A Look At Indecency Complaints To The FCC
from the roller-coaster-ride dept

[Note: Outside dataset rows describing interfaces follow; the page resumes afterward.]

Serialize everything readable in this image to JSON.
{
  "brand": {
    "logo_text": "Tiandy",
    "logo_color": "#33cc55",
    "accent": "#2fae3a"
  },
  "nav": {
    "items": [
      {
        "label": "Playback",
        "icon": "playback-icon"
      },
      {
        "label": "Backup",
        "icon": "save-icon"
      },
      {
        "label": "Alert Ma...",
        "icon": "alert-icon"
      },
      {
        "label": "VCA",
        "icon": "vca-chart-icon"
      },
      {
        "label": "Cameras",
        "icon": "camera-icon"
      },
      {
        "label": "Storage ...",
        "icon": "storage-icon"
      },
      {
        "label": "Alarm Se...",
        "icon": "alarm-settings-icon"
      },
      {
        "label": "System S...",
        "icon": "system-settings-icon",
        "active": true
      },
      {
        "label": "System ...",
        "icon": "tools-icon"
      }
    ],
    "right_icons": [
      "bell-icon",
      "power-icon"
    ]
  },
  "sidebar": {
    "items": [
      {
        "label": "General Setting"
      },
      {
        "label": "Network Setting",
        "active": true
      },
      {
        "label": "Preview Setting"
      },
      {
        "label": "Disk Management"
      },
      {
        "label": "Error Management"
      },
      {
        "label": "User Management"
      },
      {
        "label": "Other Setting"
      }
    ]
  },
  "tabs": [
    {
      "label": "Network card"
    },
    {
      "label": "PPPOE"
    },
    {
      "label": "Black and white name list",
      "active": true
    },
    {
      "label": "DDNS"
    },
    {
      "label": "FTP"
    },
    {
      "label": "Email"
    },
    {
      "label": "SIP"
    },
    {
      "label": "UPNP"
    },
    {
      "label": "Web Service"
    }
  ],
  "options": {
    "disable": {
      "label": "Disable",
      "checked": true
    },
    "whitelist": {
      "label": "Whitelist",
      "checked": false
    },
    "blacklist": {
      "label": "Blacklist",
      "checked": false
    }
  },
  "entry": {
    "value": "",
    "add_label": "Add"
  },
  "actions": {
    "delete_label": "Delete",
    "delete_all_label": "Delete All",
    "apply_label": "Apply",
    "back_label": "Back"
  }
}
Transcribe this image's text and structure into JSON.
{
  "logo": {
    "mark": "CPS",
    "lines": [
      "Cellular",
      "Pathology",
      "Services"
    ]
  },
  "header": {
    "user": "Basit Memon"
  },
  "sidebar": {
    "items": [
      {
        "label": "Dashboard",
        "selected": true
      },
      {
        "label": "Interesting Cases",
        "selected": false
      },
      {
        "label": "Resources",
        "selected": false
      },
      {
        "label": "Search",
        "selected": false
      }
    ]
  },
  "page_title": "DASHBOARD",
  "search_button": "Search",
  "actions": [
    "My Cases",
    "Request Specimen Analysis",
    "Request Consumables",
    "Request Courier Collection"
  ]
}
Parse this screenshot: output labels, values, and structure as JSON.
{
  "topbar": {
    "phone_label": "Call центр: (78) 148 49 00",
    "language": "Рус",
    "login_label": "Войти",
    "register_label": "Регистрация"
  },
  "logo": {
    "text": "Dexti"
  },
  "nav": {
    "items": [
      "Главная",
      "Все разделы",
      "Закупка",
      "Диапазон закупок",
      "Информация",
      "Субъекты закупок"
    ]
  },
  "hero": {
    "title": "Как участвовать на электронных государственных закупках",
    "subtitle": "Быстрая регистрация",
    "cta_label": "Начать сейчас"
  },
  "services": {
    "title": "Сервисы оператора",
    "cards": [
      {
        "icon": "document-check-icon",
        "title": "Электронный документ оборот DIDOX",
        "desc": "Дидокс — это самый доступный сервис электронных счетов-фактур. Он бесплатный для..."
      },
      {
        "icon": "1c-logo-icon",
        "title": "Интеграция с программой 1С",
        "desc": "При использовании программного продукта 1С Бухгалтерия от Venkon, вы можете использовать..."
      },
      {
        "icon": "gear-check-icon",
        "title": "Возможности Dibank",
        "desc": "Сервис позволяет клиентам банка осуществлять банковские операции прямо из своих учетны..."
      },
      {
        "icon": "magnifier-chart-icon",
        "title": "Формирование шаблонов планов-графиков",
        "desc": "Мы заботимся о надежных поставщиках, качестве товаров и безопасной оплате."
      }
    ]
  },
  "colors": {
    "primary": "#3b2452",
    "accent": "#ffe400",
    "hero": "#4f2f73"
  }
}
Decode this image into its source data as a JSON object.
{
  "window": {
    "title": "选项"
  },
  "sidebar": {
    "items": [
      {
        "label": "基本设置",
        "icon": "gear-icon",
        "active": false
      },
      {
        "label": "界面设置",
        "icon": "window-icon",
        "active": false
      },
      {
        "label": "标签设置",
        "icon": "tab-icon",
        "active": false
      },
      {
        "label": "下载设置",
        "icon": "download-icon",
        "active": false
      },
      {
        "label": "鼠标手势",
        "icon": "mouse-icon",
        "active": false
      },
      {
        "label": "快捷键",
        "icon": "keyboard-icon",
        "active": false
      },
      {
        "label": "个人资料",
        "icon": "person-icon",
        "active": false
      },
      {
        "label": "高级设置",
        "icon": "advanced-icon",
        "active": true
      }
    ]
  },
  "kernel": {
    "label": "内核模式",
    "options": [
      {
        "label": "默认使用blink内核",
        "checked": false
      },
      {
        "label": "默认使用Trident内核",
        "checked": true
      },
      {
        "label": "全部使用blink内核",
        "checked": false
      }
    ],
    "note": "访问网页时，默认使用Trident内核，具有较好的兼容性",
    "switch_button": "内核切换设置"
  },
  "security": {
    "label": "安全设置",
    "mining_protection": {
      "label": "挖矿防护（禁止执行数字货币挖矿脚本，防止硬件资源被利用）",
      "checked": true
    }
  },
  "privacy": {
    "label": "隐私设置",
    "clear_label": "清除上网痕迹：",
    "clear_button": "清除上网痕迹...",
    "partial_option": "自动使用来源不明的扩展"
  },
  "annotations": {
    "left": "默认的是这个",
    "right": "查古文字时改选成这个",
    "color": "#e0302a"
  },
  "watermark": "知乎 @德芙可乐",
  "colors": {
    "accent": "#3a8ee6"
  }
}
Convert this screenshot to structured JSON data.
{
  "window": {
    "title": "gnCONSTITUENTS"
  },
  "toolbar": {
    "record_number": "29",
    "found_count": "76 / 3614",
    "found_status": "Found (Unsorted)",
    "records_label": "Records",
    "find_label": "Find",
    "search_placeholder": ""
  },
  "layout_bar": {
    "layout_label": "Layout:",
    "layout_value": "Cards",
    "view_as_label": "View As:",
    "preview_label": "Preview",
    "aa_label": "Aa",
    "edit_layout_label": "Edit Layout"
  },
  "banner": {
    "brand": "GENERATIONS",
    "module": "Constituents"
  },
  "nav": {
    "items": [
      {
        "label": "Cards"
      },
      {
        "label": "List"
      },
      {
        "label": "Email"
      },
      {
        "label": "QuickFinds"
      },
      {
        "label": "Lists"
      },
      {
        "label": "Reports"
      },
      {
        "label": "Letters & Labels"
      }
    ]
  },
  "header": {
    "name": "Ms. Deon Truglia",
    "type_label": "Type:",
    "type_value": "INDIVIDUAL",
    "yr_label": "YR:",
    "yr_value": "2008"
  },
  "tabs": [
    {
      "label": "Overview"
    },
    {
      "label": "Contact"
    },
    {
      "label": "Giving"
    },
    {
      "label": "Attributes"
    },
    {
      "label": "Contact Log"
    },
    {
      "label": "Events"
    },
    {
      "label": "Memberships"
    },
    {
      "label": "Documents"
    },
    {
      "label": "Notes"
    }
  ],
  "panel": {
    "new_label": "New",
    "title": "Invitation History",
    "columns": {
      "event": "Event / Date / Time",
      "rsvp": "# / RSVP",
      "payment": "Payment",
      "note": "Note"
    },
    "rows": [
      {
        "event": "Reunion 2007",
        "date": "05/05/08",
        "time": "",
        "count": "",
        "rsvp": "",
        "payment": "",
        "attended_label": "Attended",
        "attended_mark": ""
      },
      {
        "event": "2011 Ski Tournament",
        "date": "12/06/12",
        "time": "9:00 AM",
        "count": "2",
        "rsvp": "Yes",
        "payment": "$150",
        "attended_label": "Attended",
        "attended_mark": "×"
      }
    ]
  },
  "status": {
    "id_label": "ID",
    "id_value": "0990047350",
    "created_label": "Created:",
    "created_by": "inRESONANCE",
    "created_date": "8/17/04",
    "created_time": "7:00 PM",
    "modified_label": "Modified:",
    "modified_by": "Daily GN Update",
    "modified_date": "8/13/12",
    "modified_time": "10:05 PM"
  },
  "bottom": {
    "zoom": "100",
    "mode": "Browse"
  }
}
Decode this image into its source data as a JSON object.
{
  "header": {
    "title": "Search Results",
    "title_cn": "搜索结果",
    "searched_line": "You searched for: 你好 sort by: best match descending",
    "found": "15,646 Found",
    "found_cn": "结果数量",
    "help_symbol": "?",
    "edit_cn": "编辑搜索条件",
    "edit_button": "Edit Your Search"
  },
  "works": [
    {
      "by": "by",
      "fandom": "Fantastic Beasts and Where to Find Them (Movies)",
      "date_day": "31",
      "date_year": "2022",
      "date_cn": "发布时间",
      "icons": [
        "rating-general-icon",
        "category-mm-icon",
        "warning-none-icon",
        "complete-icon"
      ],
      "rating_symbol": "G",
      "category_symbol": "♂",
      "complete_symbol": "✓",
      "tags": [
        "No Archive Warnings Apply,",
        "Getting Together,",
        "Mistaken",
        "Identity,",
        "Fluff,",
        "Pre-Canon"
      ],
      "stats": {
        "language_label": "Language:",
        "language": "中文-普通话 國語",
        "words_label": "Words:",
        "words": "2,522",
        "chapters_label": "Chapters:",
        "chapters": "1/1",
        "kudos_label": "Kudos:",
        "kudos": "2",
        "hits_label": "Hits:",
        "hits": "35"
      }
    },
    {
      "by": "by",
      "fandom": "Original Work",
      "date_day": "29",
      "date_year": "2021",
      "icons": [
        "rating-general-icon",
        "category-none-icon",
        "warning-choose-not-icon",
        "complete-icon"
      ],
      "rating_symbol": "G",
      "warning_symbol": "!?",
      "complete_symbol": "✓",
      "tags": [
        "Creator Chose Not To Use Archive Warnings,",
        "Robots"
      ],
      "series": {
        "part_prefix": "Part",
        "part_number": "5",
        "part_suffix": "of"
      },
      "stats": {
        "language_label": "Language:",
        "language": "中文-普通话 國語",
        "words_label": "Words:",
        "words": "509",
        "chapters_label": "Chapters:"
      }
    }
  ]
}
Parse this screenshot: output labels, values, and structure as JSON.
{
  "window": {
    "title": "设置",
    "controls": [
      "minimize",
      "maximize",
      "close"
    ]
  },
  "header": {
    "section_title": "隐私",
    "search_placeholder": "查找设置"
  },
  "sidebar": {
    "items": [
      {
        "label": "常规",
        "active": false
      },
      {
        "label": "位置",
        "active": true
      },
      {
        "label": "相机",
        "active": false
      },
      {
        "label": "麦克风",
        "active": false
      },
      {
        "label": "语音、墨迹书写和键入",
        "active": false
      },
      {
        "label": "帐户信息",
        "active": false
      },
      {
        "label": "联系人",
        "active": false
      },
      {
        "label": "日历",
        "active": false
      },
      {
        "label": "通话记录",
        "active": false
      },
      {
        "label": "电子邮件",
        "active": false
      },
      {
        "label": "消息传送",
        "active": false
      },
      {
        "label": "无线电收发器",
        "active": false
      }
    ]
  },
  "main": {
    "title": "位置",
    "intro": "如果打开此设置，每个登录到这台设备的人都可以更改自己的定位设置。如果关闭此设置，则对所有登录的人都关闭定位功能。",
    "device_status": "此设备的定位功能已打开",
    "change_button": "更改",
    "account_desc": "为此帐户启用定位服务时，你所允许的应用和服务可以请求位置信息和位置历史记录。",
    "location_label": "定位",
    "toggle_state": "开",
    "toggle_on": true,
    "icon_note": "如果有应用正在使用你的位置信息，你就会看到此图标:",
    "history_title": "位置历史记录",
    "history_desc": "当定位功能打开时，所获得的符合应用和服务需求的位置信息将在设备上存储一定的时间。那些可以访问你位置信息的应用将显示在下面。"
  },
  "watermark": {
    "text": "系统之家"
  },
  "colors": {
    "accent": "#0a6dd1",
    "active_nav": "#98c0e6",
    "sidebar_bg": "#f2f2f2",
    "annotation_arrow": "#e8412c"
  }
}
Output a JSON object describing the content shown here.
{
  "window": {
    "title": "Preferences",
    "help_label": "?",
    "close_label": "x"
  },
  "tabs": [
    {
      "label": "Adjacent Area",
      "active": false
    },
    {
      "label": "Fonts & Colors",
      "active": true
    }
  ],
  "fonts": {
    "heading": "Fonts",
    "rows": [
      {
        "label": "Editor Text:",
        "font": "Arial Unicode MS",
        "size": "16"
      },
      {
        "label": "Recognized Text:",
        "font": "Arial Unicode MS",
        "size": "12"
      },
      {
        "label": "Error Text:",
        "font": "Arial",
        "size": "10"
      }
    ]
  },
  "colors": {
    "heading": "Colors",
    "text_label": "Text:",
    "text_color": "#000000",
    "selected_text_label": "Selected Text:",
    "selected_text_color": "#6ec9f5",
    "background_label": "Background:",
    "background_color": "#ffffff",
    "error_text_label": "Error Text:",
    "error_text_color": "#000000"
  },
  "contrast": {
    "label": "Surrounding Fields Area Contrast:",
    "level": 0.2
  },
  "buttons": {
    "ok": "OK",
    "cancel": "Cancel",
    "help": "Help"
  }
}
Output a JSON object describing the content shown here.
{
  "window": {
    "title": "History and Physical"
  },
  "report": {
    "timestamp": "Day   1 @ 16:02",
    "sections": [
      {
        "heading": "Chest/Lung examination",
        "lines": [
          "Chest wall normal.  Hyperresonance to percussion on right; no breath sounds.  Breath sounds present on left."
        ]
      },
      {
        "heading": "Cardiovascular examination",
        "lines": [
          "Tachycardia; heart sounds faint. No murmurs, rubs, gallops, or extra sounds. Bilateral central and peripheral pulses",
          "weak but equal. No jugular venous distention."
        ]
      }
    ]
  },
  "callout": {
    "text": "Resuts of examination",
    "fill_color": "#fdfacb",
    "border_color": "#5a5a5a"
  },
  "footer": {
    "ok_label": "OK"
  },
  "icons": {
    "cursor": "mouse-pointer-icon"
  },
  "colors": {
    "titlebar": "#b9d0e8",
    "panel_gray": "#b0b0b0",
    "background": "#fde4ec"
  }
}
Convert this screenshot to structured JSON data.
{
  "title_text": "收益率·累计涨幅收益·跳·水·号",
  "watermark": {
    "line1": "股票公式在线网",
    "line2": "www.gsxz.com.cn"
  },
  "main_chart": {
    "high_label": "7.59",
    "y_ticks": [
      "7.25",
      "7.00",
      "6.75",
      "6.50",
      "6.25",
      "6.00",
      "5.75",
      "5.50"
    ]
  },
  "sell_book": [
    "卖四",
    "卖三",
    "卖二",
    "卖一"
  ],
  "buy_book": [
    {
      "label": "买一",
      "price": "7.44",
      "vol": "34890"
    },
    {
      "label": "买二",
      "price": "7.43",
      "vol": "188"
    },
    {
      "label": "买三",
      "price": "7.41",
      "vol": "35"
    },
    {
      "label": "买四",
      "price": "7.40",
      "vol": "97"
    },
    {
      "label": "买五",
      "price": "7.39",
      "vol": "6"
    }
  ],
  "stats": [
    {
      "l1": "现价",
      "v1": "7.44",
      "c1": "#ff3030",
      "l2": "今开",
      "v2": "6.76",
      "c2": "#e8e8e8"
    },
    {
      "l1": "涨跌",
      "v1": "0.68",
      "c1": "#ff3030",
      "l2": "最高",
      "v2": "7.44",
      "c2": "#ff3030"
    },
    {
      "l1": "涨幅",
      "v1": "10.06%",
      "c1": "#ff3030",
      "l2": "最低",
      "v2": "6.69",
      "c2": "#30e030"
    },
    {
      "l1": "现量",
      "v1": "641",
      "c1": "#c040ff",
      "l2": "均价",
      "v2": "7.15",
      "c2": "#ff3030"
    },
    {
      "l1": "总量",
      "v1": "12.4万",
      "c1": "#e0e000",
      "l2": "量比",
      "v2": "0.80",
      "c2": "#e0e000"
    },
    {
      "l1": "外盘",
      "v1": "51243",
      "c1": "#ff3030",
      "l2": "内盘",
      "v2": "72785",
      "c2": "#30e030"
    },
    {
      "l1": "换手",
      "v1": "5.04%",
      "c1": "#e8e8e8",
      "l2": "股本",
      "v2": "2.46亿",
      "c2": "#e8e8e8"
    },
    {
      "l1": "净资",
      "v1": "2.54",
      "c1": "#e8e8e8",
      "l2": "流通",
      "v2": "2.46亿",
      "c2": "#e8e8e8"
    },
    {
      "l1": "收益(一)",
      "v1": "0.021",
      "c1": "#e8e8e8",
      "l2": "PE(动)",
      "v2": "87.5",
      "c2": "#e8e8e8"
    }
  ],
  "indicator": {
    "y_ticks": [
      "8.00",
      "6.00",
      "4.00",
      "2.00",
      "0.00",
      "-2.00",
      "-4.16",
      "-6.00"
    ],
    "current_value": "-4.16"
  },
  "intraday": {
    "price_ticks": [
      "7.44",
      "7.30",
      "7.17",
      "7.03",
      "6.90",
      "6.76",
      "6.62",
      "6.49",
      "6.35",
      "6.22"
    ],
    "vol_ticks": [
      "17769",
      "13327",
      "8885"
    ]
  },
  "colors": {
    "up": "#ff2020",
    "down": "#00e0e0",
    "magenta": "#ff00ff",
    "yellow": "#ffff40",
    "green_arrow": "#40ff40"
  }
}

The FCC refuses to detail its rules for what's "indecent" on TV, even as they've been handing out a lot more fines over the last few years. They claim to do so would be akin to censorship. Instead, they simply respond when people complain, and then determine (afterwards) whether the broadcast was technically indecent. Of course, as has been pointed out in the past, that's a problem when many of the claims of indecency are generated by web-based forms on the sites of certain "family-friendly groups" who urge their followers to complain, even if they haven't seen the video. In some cases, the vast majority of the complaints are from these form letters. Ironically, if the people sending in these complaints have seen the offending video at all, it's often because some of the "family groups" post them to their own websites to stir up the outrage. So, it shouldn't come as much of a surprise to see Matthew Lasar look through the stats on FCC indecency complaints and note that it's quite a roller coaster ride, with periods of time when the FCC gets almost no complaints, to times when suddenly over 100,000 come in. Of course, you could point out that the data alone does not prove that someone's "stuffing" the complaint box, since there probably isn't an equal distribution of content on television that people consider indecent. However, when combined with the other reports that have shown that nearly all, if not all of the complaints are based on the same form letter, it really does make you wonder what the FCC thinks it's doing. Considering that some studies have shown the vast majority of Americans think the FCC has no place censoring TV, it seems like maybe the FCC should focus on more pressing issues. Otherwise, we just get a chilling effect as affiliates refuse to run certain programs just in case groups gang up on them and the FCC declares the video indecent.